Youth and women delegates are not only invited but are encouraged to attend these pre-councils. When registering for the General Council, delegates must also indicate their attendance at a pre-council. For additional information, please contact Dora Arce Valentin, executive secretary for justice and partnership:


The WCRC values the Reformed principle of the priesthood of all believers, and yet the world and many member churches still struggle to give full voice to the priestly presence of God in women believers. In most societies, women bear the bulk of responsibility for the most menial and domestic caring tasks. They often do so in environments which threaten them with violence, particularly if they challenge the injustices they see. The violence they experience brings them a closer knowledge of the Lord who was crucified for us all.

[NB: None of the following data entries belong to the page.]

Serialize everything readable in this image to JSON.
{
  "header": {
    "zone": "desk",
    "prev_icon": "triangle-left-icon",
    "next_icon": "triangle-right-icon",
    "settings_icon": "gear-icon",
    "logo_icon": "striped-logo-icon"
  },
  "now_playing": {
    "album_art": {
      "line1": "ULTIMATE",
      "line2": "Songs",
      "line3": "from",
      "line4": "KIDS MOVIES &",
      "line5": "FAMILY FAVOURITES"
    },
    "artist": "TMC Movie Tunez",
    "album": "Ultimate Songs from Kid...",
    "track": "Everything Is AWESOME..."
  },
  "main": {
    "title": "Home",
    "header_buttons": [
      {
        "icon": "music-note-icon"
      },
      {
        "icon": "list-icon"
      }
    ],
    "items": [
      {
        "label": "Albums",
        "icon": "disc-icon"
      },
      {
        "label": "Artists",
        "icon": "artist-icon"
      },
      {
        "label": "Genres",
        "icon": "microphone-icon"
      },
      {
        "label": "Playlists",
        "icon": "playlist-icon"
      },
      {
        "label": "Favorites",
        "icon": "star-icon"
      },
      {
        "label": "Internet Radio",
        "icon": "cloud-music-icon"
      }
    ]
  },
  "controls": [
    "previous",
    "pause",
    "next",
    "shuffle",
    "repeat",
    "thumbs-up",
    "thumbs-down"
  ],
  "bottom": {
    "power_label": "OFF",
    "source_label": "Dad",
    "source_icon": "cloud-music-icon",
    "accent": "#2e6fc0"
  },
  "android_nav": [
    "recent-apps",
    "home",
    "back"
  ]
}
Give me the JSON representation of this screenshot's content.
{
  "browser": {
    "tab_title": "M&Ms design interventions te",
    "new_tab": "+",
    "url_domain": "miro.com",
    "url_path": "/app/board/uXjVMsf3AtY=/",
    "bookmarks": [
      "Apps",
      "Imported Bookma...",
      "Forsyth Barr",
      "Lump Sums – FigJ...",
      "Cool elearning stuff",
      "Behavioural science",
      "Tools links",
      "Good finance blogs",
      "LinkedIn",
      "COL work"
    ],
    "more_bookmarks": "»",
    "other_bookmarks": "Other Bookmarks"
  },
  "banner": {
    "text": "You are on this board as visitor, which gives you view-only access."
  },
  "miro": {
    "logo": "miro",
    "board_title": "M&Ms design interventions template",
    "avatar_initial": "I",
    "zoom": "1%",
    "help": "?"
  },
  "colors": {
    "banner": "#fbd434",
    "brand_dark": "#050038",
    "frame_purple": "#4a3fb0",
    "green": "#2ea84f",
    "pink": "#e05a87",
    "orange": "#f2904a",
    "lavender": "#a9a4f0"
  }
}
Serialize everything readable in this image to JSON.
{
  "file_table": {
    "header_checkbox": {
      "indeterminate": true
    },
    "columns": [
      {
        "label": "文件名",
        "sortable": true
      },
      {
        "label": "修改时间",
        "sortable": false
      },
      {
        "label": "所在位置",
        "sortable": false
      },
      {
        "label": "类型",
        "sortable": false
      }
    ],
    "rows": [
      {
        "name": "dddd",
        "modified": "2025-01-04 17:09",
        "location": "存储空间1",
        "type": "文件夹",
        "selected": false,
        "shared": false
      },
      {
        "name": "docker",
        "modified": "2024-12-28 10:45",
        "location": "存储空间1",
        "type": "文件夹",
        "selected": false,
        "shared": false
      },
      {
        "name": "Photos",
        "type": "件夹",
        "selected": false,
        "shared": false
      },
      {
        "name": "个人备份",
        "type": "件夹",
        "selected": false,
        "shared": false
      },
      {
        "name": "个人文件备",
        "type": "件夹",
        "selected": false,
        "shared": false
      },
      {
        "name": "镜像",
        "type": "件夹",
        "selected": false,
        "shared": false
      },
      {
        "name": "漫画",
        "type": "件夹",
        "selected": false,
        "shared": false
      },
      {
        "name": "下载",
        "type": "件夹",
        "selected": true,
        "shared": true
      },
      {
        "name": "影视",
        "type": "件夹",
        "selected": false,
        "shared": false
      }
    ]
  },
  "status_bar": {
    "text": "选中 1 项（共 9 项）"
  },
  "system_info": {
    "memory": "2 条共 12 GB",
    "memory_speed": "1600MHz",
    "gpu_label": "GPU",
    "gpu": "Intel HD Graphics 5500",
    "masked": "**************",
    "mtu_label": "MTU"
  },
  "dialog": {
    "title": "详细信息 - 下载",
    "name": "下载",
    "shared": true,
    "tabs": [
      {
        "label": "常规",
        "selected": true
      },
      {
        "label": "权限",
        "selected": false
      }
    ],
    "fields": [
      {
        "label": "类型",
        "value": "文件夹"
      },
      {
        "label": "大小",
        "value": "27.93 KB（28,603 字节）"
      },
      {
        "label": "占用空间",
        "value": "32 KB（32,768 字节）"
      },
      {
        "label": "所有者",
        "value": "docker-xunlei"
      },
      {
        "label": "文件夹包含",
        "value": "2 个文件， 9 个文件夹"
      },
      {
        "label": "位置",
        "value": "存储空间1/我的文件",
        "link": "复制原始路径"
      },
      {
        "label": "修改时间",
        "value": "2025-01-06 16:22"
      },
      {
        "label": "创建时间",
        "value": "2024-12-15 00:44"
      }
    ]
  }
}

The Women’s Pre-Council theme is “Living God—in a World of Violence—Renew and Transform Us.” Working through the theme, the pre-council intends on unpacking different kinds of violence (e.g. structural, climate, physical, as well as the silencing and marginalizing of certain voices).

Speakers will include Elaine Storkey (gender-based violence) and Katalina Tahaafe Williams (climate change).


The Youth Pre-Council will give delegates who are aged 30 years or under the opportunity to learn more about the WCRC while at the same time getting to know some of the other delegates.

They’ll engage together in the theme “Living God, Renew and Transform Us” through the lens of Buen Vivir (The Good Life), exploring what this means to each participant from their different locations and different Christian traditions.

They’ll also learn about the decision-making process being used at the General Council and take a look at the business before the Council and what it means to young people of the Reformed tradition.